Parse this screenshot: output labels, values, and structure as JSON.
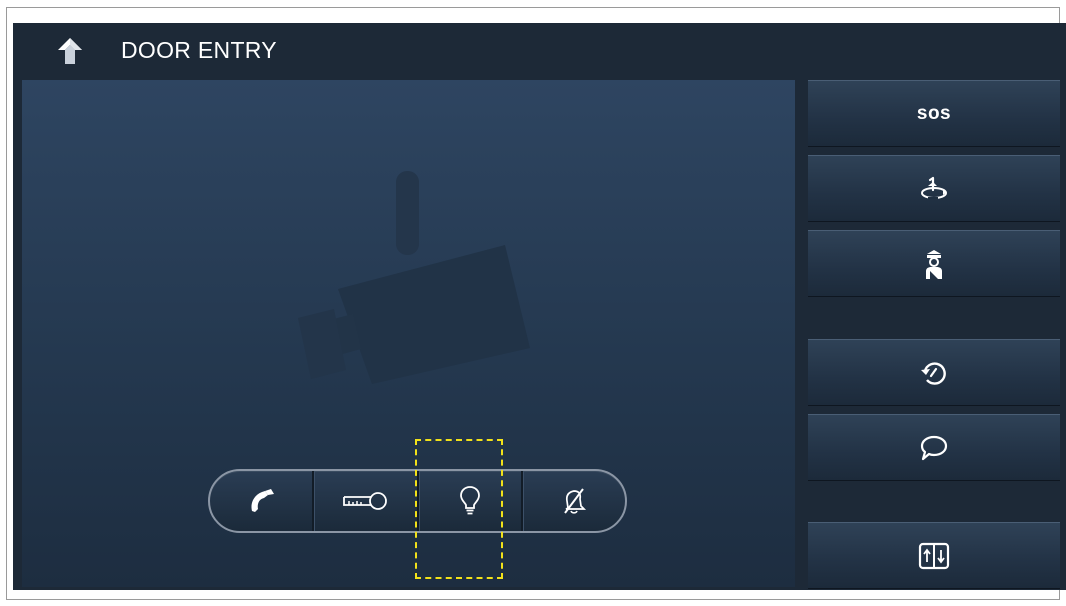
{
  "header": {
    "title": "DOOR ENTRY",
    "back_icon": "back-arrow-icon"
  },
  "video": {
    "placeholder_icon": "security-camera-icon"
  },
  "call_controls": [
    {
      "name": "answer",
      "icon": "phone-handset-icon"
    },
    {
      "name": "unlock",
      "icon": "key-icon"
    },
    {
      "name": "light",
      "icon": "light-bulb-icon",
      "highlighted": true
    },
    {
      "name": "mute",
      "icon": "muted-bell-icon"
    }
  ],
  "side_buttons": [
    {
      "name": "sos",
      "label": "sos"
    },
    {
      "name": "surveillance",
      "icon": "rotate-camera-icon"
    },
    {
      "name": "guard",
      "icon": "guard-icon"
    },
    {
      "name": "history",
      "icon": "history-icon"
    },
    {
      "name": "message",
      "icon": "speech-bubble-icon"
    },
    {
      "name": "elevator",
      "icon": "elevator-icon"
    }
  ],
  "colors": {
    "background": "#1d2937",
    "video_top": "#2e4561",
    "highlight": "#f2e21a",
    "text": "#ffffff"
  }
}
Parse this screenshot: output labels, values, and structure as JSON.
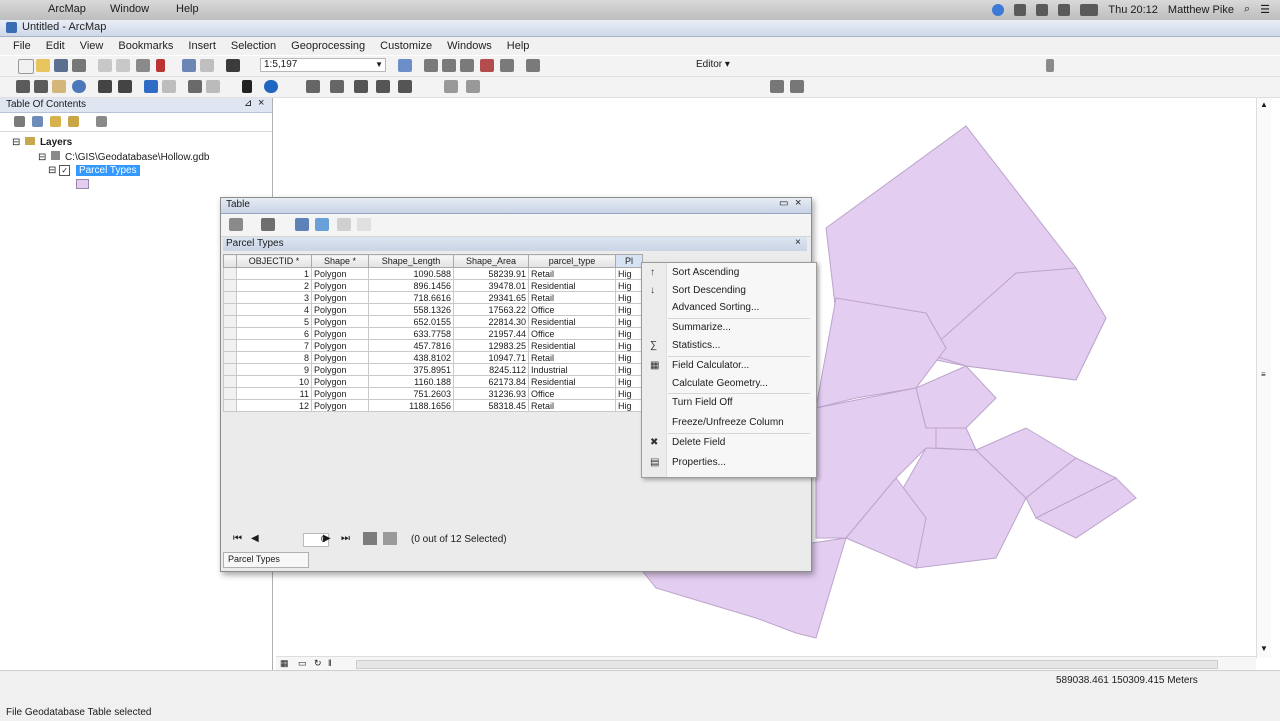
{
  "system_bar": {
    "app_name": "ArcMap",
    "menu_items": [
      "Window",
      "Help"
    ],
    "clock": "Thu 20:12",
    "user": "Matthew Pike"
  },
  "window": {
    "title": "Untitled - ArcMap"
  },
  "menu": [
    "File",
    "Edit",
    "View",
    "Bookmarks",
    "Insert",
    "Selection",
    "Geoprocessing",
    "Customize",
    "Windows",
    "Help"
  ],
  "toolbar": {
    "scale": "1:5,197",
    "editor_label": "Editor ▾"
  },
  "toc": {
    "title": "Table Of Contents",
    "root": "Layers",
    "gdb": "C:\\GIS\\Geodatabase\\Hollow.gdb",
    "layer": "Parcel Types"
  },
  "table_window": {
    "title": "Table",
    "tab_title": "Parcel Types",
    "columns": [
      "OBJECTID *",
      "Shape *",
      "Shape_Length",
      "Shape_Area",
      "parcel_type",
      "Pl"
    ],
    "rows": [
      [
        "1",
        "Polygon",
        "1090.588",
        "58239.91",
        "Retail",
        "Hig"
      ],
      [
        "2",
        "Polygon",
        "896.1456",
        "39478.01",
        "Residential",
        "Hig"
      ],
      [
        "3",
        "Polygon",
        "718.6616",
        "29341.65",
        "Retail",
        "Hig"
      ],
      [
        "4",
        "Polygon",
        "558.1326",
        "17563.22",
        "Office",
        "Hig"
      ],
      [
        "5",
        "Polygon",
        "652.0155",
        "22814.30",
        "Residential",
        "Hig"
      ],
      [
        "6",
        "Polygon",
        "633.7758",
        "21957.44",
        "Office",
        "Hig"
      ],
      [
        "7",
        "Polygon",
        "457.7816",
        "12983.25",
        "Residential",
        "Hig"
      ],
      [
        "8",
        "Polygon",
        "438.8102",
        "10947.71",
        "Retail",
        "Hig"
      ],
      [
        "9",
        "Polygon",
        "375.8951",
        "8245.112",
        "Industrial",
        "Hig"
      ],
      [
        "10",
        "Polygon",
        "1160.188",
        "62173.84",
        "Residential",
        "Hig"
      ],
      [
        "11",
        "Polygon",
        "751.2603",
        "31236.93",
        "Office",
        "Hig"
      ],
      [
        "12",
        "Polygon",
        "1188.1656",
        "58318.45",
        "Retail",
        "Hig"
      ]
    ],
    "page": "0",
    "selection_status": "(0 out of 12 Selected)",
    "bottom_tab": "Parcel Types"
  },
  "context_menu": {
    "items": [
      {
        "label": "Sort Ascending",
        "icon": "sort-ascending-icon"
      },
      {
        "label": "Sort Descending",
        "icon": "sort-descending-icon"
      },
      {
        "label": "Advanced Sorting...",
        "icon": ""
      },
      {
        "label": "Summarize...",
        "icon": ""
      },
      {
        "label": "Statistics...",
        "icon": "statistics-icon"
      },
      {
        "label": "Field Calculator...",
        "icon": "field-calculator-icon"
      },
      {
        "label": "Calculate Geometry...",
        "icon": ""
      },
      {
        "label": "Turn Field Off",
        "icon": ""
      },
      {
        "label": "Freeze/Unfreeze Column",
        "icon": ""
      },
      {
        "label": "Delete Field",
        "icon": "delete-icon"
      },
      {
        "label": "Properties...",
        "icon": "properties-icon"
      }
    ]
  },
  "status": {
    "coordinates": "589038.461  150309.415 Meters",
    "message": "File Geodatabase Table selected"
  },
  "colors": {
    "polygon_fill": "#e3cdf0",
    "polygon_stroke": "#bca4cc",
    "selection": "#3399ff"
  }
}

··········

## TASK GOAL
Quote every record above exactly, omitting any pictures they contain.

## FINISHED EXERCISE
Parse this screenshot: output labels, values, and structure as JSON.
{
  "header": {
    "title": "DOOR ENTRY",
    "back_icon": "back-arrow-icon"
  },
  "video": {
    "placeholder_icon": "security-camera-icon"
  },
  "call_controls": [
    {
      "name": "answer",
      "icon": "phone-handset-icon"
    },
    {
      "name": "unlock",
      "icon": "key-icon"
    },
    {
      "name": "light",
      "icon": "light-bulb-icon",
      "highlighted": true
    },
    {
      "name": "mute",
      "icon": "muted-bell-icon"
    }
  ],
  "side_buttons": [
    {
      "name": "sos",
      "label": "sos"
    },
    {
      "name": "surveillance",
      "icon": "rotate-camera-icon"
    },
    {
      "name": "guard",
      "icon": "guard-icon"
    },
    {
      "name": "history",
      "icon": "history-icon"
    },
    {
      "name": "message",
      "icon": "speech-bubble-icon"
    },
    {
      "name": "elevator",
      "icon": "elevator-icon"
    }
  ],
  "colors": {
    "background": "#1d2937",
    "video_top": "#2e4561",
    "highlight": "#f2e21a",
    "text": "#ffffff"
  }
}
Parse this screenshot: output labels, values, and structure as JSON.
{
  "system_bar": {
    "app_name": "ArcMap",
    "menu_items": [
      "Window",
      "Help"
    ],
    "clock": "Thu 20:12",
    "user": "Matthew Pike"
  },
  "window": {
    "title": "Untitled - ArcMap"
  },
  "menu": [
    "File",
    "Edit",
    "View",
    "Bookmarks",
    "Insert",
    "Selection",
    "Geoprocessing",
    "Customize",
    "Windows",
    "Help"
  ],
  "toolbar": {
    "scale": "1:5,197",
    "editor_label": "Editor ▾"
  },
  "toc": {
    "title": "Table Of Contents",
    "root": "Layers",
    "gdb": "C:\\GIS\\Geodatabase\\Hollow.gdb",
    "layer": "Parcel Types"
  },
  "table_window": {
    "title": "Table",
    "tab_title": "Parcel Types",
    "columns": [
      "OBJECTID *",
      "Shape *",
      "Shape_Length",
      "Shape_Area",
      "parcel_type",
      "Pl"
    ],
    "rows": [
      [
        "1",
        "Polygon",
        "1090.588",
        "58239.91",
        "Retail",
        "Hig"
      ],
      [
        "2",
        "Polygon",
        "896.1456",
        "39478.01",
        "Residential",
        "Hig"
      ],
      [
        "3",
        "Polygon",
        "718.6616",
        "29341.65",
        "Retail",
        "Hig"
      ],
      [
        "4",
        "Polygon",
        "558.1326",
        "17563.22",
        "Office",
        "Hig"
      ],
      [
        "5",
        "Polygon",
        "652.0155",
        "22814.30",
        "Residential",
        "Hig"
      ],
      [
        "6",
        "Polygon",
        "633.7758",
        "21957.44",
        "Office",
        "Hig"
      ],
      [
        "7",
        "Polygon",
        "457.7816",
        "12983.25",
        "Residential",
        "Hig"
      ],
      [
        "8",
        "Polygon",
        "438.8102",
        "10947.71",
        "Retail",
        "Hig"
      ],
      [
        "9",
        "Polygon",
        "375.8951",
        "8245.112",
        "Industrial",
        "Hig"
      ],
      [
        "10",
        "Polygon",
        "1160.188",
        "62173.84",
        "Residential",
        "Hig"
      ],
      [
        "11",
        "Polygon",
        "751.2603",
        "31236.93",
        "Office",
        "Hig"
      ],
      [
        "12",
        "Polygon",
        "1188.1656",
        "58318.45",
        "Retail",
        "Hig"
      ]
    ],
    "page": "0",
    "selection_status": "(0 out of 12 Selected)",
    "bottom_tab": "Parcel Types"
  },
  "context_menu": {
    "items": [
      {
        "label": "Sort Ascending",
        "icon": "sort-ascending-icon"
      },
      {
        "label": "Sort Descending",
        "icon": "sort-descending-icon"
      },
      {
        "label": "Advanced Sorting...",
        "icon": ""
      },
      {
        "label": "Summarize...",
        "icon": ""
      },
      {
        "label": "Statistics...",
        "icon": "statistics-icon"
      },
      {
        "label": "Field Calculator...",
        "icon": "field-calculator-icon"
      },
      {
        "label": "Calculate Geometry...",
        "icon": ""
      },
      {
        "label": "Turn Field Off",
        "icon": ""
      },
      {
        "label": "Freeze/Unfreeze Column",
        "icon": ""
      },
      {
        "label": "Delete Field",
        "icon": "delete-icon"
      },
      {
        "label": "Properties...",
        "icon": "properties-icon"
      }
    ]
  },
  "status": {
    "coordinates": "589038.461  150309.415 Meters",
    "message": "File Geodatabase Table selected"
  },
  "colors": {
    "polygon_fill": "#e3cdf0",
    "polygon_stroke": "#bca4cc",
    "selection": "#3399ff"
  }
}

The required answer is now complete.